Among the entries below, find the lines that contain the string "label". State only how many there are.
=== Section Start ===
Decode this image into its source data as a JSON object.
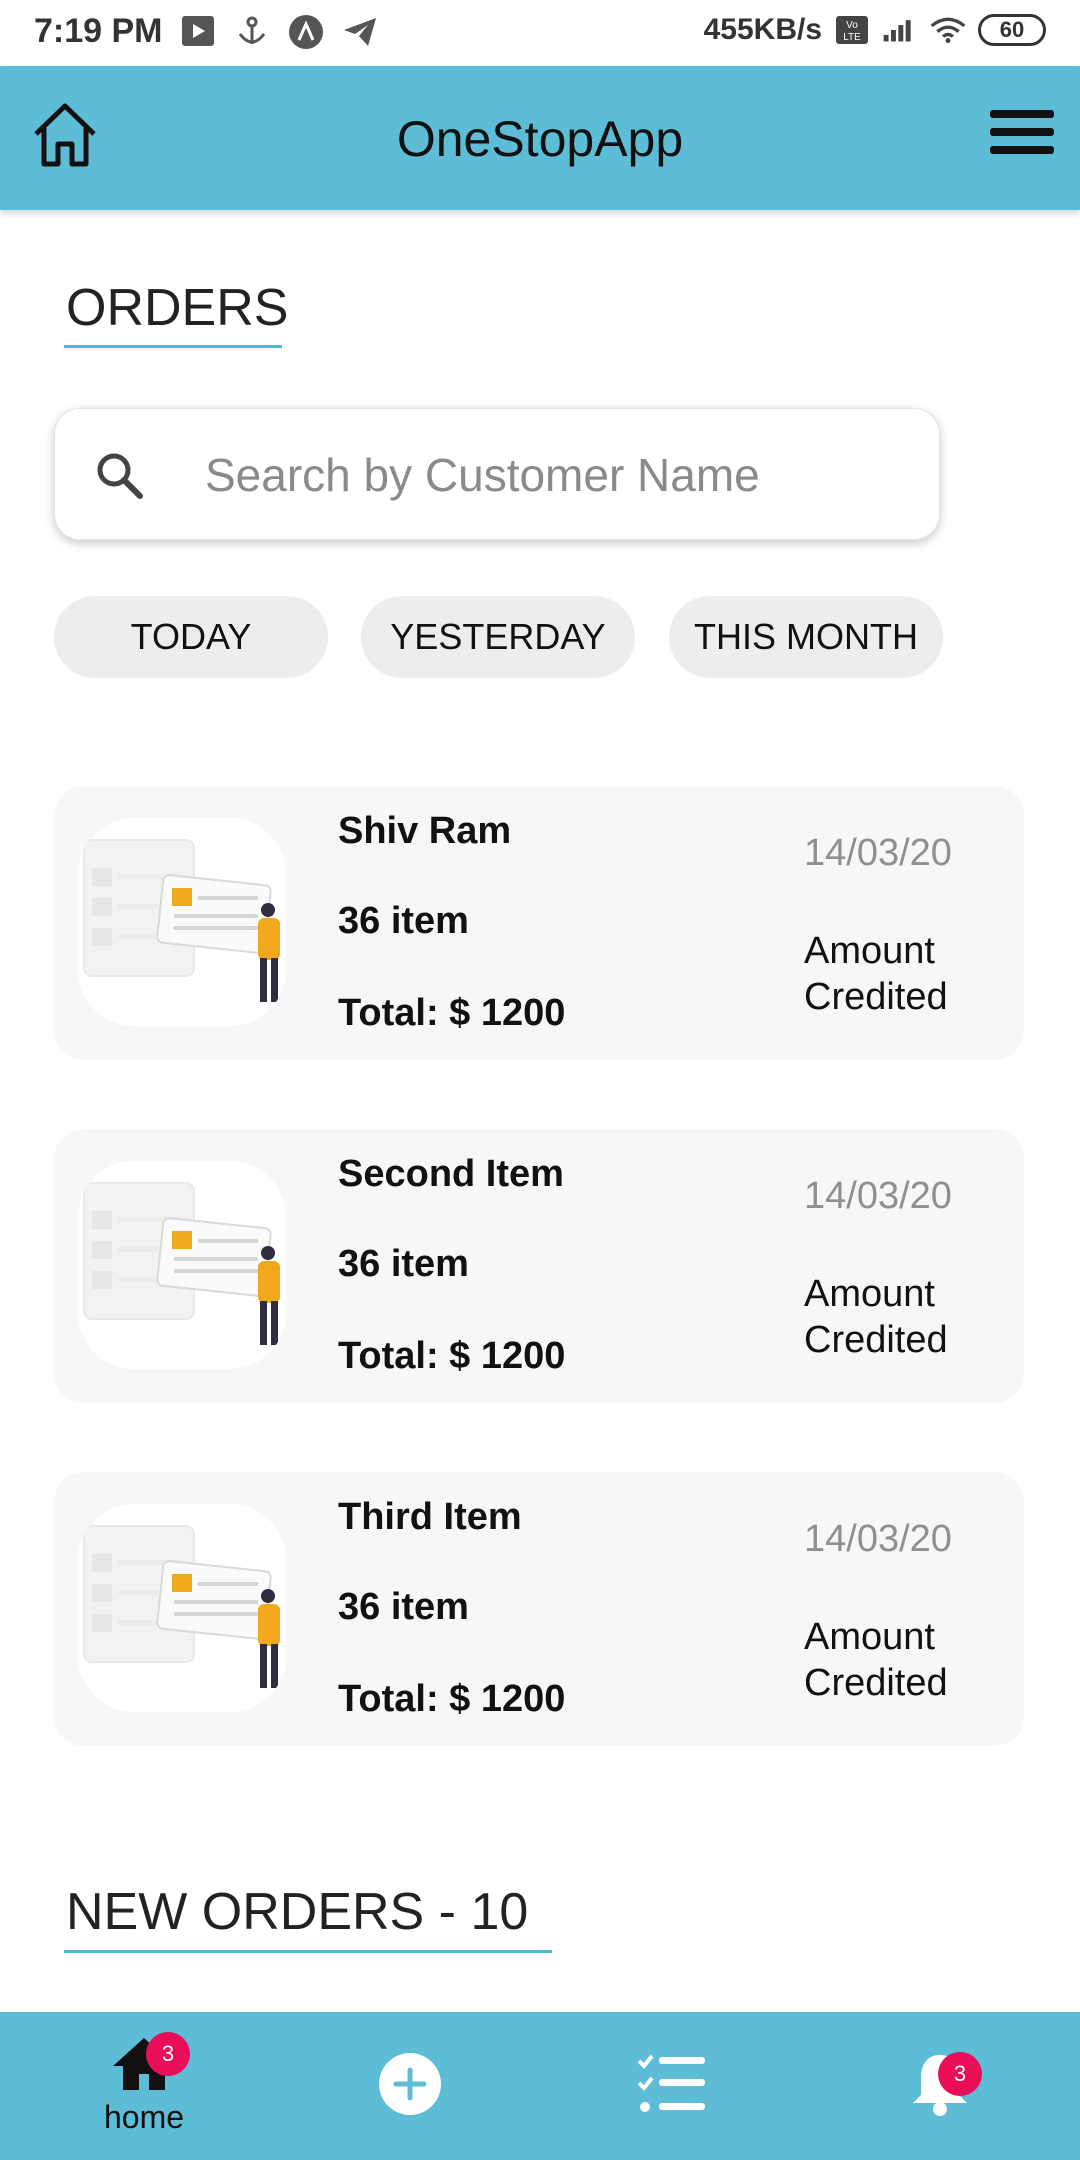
{
  "status_bar": {
    "time": "7:19 PM",
    "speed": "455KB/s",
    "battery": "60",
    "icons": [
      "screen-record-icon",
      "anchor-icon",
      "app-a-icon",
      "telegram-icon",
      "volte-icon",
      "signal-icon",
      "wifi-icon",
      "battery-icon"
    ]
  },
  "app_bar": {
    "title": "OneStopApp",
    "left_icon": "home-outline-icon",
    "right_icon": "hamburger-menu-icon"
  },
  "orders": {
    "title": "ORDERS",
    "search": {
      "placeholder": "Search by Customer Name",
      "value": "",
      "icon": "search-icon"
    },
    "filters": [
      {
        "label": "TODAY"
      },
      {
        "label": "YESTERDAY"
      },
      {
        "label": "THIS MONTH"
      }
    ],
    "cards": [
      {
        "name": "Shiv Ram",
        "count": "36  item",
        "total": "Total: $ 1200",
        "date": "14/03/20",
        "status": "Amount Credited"
      },
      {
        "name": "Second Item",
        "count": "36  item",
        "total": "Total: $ 1200",
        "date": "14/03/20",
        "status": "Amount Credited"
      },
      {
        "name": "Third Item",
        "count": "36  item",
        "total": "Total: $ 1200",
        "date": "14/03/20",
        "status": "Amount Credited"
      }
    ]
  },
  "new_orders": {
    "title": "NEW ORDERS - 10"
  },
  "bottom_nav": {
    "items": [
      {
        "label": "home",
        "icon": "home-filled-icon",
        "badge": "3"
      },
      {
        "label": "",
        "icon": "add-circle-icon"
      },
      {
        "label": "",
        "icon": "checklist-icon"
      },
      {
        "label": "",
        "icon": "bell-icon",
        "badge": "3"
      }
    ]
  },
  "colors": {
    "accent": "#5dbcd6",
    "underline": "#4bbad6",
    "badge": "#ea0d5a",
    "card_bg": "#f7f7f7",
    "chip_bg": "#ededed"
  }
}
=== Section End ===
• _Written answer_
7